Stay Connected
Facebook Twitter Youtube RSS Media Alerts

July 26th, 2013, by Daniel Levy

Daniel Levy

The Peace Process is Back


There are very good reasons to doubt that a revived peace process will deliver a two-state deal, or even much by way of progress. Kerry’s statement was rife with uncertainty regarding exactly when the talks would happen, and what agenda they would address. Nor does it help that Israeli government ministers rushed to retake pledges of loyalty to the settlement project, or that Palestinian President Mahmoud Abbas will sit down at the negotiating table without any of the prerequisites he had outlined as the basis for a meaningful process.

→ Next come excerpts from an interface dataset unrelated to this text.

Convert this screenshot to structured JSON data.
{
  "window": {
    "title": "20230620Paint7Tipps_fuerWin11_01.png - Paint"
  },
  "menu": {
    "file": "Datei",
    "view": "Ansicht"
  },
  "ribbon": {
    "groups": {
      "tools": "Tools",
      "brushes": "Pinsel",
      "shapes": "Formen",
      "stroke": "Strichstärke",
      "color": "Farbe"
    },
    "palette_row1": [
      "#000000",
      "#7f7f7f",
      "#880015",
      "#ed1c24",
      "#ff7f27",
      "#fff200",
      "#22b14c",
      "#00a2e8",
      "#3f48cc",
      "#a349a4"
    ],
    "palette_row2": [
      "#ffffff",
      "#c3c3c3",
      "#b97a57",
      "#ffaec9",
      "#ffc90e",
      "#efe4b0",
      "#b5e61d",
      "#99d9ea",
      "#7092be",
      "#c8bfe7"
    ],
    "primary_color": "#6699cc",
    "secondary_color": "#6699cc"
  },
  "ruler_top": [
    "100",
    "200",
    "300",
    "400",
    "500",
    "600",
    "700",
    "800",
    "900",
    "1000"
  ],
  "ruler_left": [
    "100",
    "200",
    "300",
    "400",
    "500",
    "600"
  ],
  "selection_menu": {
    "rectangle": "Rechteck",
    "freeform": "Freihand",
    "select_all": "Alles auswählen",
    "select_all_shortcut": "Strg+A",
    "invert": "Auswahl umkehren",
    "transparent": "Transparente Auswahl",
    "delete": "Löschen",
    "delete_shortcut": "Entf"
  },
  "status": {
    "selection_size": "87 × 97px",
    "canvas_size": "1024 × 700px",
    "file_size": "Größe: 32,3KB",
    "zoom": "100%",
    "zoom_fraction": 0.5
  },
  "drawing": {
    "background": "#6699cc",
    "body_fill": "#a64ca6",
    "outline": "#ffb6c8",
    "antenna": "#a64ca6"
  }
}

The domestic politics of each major player in the peace process also should be a reason for caution. Much of the Israeli cabinet seems to prefer annexation of the Palestinian territories over a two-state outcome, the Palestinians remain politically divided and weak, the major Arab countries remain fixated on instability at home, and the Americans remain politically timid. Yet well-placed caution — and even pessimism — should not translate into defeatism, which risks becoming a self-fulfilling prophecy.

President Barack Obama’s administration deserves credit for having understood from day one the significance of the Israel-Palestine issue for the region, and for how America is perceived there. Even amid so much upheaval, from Syria to Cairo, this issue retains its iconic status and remains an albatross around Washington’s neck. Kerry also deserves credit for having taken that commitment to a new level with his personal engagement, visiting the region six times since becoming secretary of state.

Though cynics may say otherwise, there is a value in having overcome the impasse of endless talks about talks and the pre-negotiation blame game. Beyond putting an end to the bizarre spectacle of Benjamin Netanyahu playing the role of “The Shunned Suitor of the Palestinians,” here are five things this latest attempt to revive the peace process has going for it.


Read Daniel Levy’s article in its entirety at Foreign Policy.

View Daniel Levy’s Global Experts profile.


Latest articles from Daniel Levy

Comments are closed.

Featured Experts

Stay Connected

Facebook Twitter Youtube RSS
Media Alerts